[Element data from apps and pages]
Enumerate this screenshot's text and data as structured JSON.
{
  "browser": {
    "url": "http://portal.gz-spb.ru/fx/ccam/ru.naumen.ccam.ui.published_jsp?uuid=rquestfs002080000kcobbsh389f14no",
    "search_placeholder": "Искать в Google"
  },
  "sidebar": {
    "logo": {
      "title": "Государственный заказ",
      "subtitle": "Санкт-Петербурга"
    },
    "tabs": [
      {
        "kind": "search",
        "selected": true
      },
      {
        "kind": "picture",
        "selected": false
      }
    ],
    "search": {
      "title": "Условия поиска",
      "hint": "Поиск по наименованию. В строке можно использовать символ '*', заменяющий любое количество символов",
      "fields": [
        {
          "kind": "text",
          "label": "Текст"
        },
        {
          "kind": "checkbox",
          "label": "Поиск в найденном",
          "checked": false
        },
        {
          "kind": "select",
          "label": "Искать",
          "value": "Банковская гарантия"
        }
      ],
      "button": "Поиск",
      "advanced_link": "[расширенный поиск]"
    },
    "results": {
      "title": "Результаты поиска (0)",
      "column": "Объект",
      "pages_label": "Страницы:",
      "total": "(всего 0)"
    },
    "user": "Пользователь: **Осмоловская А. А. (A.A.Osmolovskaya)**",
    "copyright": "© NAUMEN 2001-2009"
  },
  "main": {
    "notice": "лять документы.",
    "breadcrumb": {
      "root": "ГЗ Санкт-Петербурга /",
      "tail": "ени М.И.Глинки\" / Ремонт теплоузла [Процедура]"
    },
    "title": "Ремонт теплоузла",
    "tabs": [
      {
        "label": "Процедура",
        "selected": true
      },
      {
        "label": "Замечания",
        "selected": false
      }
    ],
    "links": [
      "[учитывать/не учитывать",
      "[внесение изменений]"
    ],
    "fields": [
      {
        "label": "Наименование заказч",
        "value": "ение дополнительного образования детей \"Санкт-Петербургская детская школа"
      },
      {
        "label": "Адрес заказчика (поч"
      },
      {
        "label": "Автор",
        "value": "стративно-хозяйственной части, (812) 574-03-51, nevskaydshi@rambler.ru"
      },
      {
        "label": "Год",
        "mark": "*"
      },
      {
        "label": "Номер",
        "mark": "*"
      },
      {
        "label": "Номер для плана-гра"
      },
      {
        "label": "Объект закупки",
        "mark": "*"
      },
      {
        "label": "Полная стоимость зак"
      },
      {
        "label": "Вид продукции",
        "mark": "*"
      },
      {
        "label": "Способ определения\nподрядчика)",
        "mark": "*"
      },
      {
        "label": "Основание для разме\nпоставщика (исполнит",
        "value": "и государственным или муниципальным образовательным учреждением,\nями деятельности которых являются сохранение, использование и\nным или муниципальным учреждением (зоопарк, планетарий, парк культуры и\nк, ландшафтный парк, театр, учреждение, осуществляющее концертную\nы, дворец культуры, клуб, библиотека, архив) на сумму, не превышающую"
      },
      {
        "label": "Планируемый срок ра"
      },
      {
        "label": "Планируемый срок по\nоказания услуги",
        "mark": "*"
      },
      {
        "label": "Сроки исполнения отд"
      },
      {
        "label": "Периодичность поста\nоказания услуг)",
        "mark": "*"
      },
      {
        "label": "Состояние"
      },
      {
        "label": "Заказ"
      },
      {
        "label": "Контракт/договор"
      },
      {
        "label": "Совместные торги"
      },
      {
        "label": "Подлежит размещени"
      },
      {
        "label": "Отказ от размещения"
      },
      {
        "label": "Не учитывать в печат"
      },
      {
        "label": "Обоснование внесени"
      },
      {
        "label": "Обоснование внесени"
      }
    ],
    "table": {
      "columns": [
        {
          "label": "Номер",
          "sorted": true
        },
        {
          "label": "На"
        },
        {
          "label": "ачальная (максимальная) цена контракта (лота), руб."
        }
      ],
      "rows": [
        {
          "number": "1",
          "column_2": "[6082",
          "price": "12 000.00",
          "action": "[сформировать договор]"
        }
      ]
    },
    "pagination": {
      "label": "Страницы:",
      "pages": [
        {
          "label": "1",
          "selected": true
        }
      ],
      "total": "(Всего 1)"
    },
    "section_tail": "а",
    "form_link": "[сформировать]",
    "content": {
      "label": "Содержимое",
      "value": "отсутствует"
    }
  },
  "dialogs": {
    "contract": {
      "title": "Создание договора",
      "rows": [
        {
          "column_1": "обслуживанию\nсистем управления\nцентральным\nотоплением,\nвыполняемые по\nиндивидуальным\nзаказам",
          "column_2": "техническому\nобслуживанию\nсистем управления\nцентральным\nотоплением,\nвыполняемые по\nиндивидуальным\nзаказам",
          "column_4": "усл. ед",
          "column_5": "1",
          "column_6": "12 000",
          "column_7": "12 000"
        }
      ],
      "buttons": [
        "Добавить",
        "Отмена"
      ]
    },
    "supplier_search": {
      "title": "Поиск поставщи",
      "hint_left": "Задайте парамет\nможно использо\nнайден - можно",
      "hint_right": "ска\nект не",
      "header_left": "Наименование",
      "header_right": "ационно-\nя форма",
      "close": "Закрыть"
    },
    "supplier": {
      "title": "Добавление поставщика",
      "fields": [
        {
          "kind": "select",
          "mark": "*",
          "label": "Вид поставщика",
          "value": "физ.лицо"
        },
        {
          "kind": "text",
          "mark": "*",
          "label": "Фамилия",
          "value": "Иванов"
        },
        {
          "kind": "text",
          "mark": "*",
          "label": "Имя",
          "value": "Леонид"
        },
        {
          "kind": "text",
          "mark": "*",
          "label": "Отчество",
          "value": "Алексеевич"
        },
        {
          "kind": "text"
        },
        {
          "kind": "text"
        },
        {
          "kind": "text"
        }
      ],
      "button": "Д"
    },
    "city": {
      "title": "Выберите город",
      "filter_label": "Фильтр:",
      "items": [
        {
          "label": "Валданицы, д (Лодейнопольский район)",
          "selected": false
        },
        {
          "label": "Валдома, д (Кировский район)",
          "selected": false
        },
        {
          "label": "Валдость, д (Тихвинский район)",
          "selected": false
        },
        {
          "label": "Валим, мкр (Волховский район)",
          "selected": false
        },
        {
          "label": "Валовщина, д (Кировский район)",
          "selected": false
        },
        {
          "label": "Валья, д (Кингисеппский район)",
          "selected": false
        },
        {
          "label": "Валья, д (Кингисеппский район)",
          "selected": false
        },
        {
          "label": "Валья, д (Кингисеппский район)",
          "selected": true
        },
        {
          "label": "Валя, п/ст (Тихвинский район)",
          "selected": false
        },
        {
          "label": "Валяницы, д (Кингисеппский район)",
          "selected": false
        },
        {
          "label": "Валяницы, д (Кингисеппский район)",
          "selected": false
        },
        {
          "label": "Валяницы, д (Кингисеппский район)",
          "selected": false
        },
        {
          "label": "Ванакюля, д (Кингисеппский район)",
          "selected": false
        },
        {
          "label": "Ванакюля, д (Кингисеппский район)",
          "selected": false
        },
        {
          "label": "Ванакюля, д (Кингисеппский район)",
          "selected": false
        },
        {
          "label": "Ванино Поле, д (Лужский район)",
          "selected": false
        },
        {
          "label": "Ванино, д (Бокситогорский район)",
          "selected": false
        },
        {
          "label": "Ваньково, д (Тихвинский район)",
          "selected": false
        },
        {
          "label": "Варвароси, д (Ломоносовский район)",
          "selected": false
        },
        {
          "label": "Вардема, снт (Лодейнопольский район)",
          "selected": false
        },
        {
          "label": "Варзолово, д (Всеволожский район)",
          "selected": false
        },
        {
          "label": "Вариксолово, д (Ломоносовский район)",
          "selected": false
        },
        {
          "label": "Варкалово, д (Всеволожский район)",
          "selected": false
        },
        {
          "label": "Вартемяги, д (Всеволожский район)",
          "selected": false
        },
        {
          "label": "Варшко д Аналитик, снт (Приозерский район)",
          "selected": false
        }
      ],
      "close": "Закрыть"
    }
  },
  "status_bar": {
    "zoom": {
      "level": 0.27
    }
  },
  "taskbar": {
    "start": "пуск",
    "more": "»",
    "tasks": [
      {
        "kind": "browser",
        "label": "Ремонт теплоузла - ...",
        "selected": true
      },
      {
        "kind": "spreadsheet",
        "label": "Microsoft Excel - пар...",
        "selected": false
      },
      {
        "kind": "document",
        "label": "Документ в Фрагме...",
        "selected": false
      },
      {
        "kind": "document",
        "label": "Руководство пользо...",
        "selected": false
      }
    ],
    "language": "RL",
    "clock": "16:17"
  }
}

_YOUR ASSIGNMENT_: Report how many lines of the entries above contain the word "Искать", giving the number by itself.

_TASK RESPONSE_: 2